Ask A Fund Manager
The Motley Fool chats with fund managers so that you can get an insight into how the professionals think. In this edition, Datt Capital principal Emanuel Datt explains how a coal miner could possibly be a great investment and why it’s important to practise dollar-cost averaging.
The ASX share for a comfortable night’s sleep
The Motley Fool: If the market closed tomorrow for 4 years, which stock would you want to hold?
Emanuel Datt: It was quite funny because when I read this question, I thought of SelfWealth Ltd (ASX: SWF).
But then I realised, “Oh, well, SelfWealth’s whole business is about having a tradable market. Oh, that wouldn’t work.”
So I think that the stock that we would want to hold would be Whitehaven Coal Ltd (ASX: WHC). Ultimately, that’s driven by the reality that the transition to cleaner energy sources will require coal, and lots of it, effectively.
I think that, ultimately, that’s driven by the green lobby having labelled nuclear power as dangerous but, conversely, this strengthens the position of fossil fuels. It basically extends what we think will be the time horizon for fossil fuels to be used.
Longer term, the coal market is positively positioned because new mines are generally quite difficult to permit and the output from existing mines is falling, and this is despite relatively stable demand. That’s projected over the next 20 or so years.
Accordingly, we think that there’s going to be enduring supply-demand mismatch, at least over the next 10 to 20 years [which will] lead to higher prices down the line.
Whitehaven’s coal is known for its positive clean qualities, I guess.
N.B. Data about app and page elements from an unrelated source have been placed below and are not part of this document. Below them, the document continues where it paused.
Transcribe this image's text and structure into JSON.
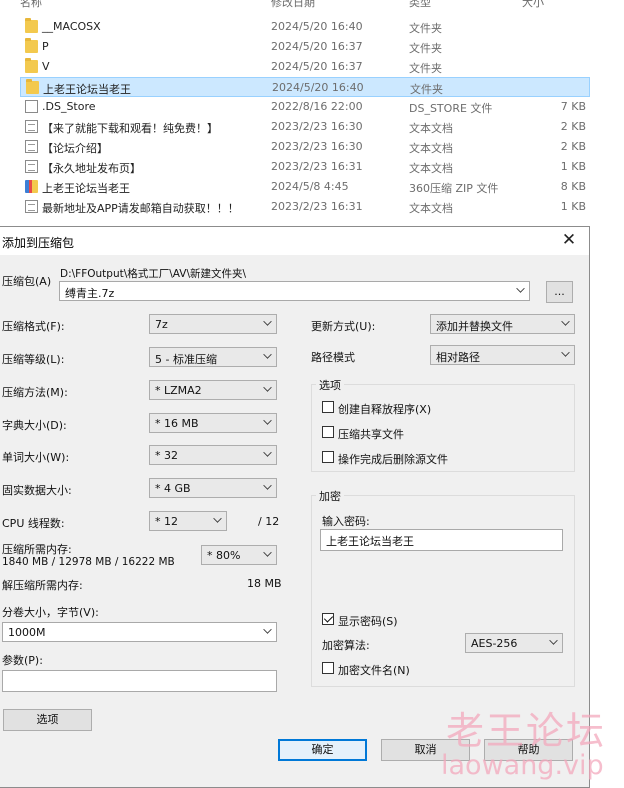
{
  "explorer": {
    "headers": {
      "name": "名称",
      "date": "修改日期",
      "type": "类型",
      "size": "大小"
    },
    "rows": [
      {
        "icon": "folder-icon",
        "name": "__MACOSX",
        "date": "2024/5/20 16:40",
        "type": "文件夹",
        "size": ""
      },
      {
        "icon": "folder-icon",
        "name": "P",
        "date": "2024/5/20 16:37",
        "type": "文件夹",
        "size": ""
      },
      {
        "icon": "folder-icon",
        "name": "V",
        "date": "2024/5/20 16:37",
        "type": "文件夹",
        "size": ""
      },
      {
        "icon": "folder-icon",
        "name": "上老王论坛当老王",
        "date": "2024/5/20 16:40",
        "type": "文件夹",
        "size": "",
        "selected": true
      },
      {
        "icon": "blank-file-icon",
        "name": ".DS_Store",
        "date": "2022/8/16 22:00",
        "type": "DS_STORE 文件",
        "size": "7 KB"
      },
      {
        "icon": "text-file-icon",
        "name": "【来了就能下载和观看！纯免费！】",
        "date": "2023/2/23 16:30",
        "type": "文本文档",
        "size": "2 KB"
      },
      {
        "icon": "text-file-icon",
        "name": "【论坛介绍】",
        "date": "2023/2/23 16:30",
        "type": "文本文档",
        "size": "2 KB"
      },
      {
        "icon": "text-file-icon",
        "name": "【永久地址发布页】",
        "date": "2023/2/23 16:31",
        "type": "文本文档",
        "size": "1 KB"
      },
      {
        "icon": "zip-file-icon",
        "name": "上老王论坛当老王",
        "date": "2024/5/8 4:45",
        "type": "360压缩 ZIP 文件",
        "size": "8 KB"
      },
      {
        "icon": "text-file-icon",
        "name": "最新地址及APP请发邮箱自动获取！！！",
        "date": "2023/2/23 16:31",
        "type": "文本文档",
        "size": "1 KB"
      }
    ]
  },
  "dialog": {
    "title": "添加到压缩包",
    "archive_label": "压缩包(A)",
    "archive_path": "D:\\FFOutput\\格式工厂\\AV\\新建文件夹\\",
    "archive_name": "缚青主.7z",
    "browse_label": "...",
    "left": {
      "format_label": "压缩格式(F):",
      "format_value": "7z",
      "level_label": "压缩等级(L):",
      "level_value": "5 - 标准压缩",
      "method_label": "压缩方法(M):",
      "method_value": "* LZMA2",
      "dict_label": "字典大小(D):",
      "dict_value": "* 16 MB",
      "word_label": "单词大小(W):",
      "word_value": "* 32",
      "solid_label": "固实数据大小:",
      "solid_value": "* 4 GB",
      "threads_label": "CPU 线程数:",
      "threads_value": "* 12",
      "threads_total": "/ 12",
      "mem_label": "压缩所需内存:",
      "mem_detail": "1840 MB / 12978 MB / 16222 MB",
      "mem_value": "* 80%",
      "decomp_label": "解压缩所需内存:",
      "decomp_value": "18 MB",
      "volume_label": "分卷大小，字节(V):",
      "volume_value": "1000M",
      "params_label": "参数(P):",
      "params_value": "",
      "options_button": "选项"
    },
    "right": {
      "update_label": "更新方式(U):",
      "update_value": "添加并替换文件",
      "pathmode_label": "路径模式",
      "pathmode_value": "相对路径",
      "options_group": "选项",
      "opt_sfx": "创建自释放程序(X)",
      "opt_shared": "压缩共享文件",
      "opt_delete": "操作完成后删除源文件",
      "encrypt_group": "加密",
      "password_label": "输入密码:",
      "password_value": "上老王论坛当老王",
      "show_password": "显示密码(S)",
      "enc_method_label": "加密算法:",
      "enc_method_value": "AES-256",
      "encrypt_names": "加密文件名(N)"
    },
    "buttons": {
      "ok": "确定",
      "cancel": "取消",
      "help": "帮助"
    }
  },
  "watermark": {
    "line1": "老王论坛",
    "line2": "laowang.vip",
    "color": "#f3a9bd"
  }
}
Its customers are primarily ex-Chinese east Asians — like the Japanese and Koreans. It also has already permitted and advanced expansion opportunities while also, we feel, that it’s materially undervalued on projected DCF [discounted cash flow] basis.
If strong coal prices persist, then we feel that Whitehaven will be in a very strong position to potentially cash fund their expansion projects while also making generous capital returns back to shareholders.
The way we see it… Whitehaven is just a pure cash machine, so we’d feel quite comfortable holding this for the long term.
MF: Is it one of your core holdings?
ED: Yeah. Well, we’re actually sort of building into it at the moment because we do have a position, but not a big enough position at the moment.
MF: Is there a move that you regret from the past? For example, a missed opportunity or buying a stock at the wrong timing or price.
ED: Most recently, it’s not buying Whitehaven in May in the low $1 range.
MF: Yes, the price has ramped up since mid-May, hasn’t it?
ED: Yeah, it’s gone up about 3 times.
But we were [still] thinking about buying because we know the history of the company quite well, and we noticed that a particular major shareholder was reducing their stake. Ultimately, we were too fixated on an entry point around $1, and I think the low was maybe $1.10 or $1.20 or something like that.
So, being too fixated, we just missed out because it shot up to $2 very quickly and today it’s trading at over $3. Ultimately, we like the company so we’re having to put up our hard earned [at] over $3.
MF: It goes to show you, even the professionals are susceptible to anchoring.
ED: Absolutely, yeah. I think it’s really just a prime example of just being overconfident in the information that we had at hand.
Ultimately, ideally, we should’ve staggered our entry given how confident we were in the company’s prospects. But… [we had] the bias of hoping that’ll pull back to make an entry point at some stage.
It’s really a great lesson to practise dollar-cost averaging.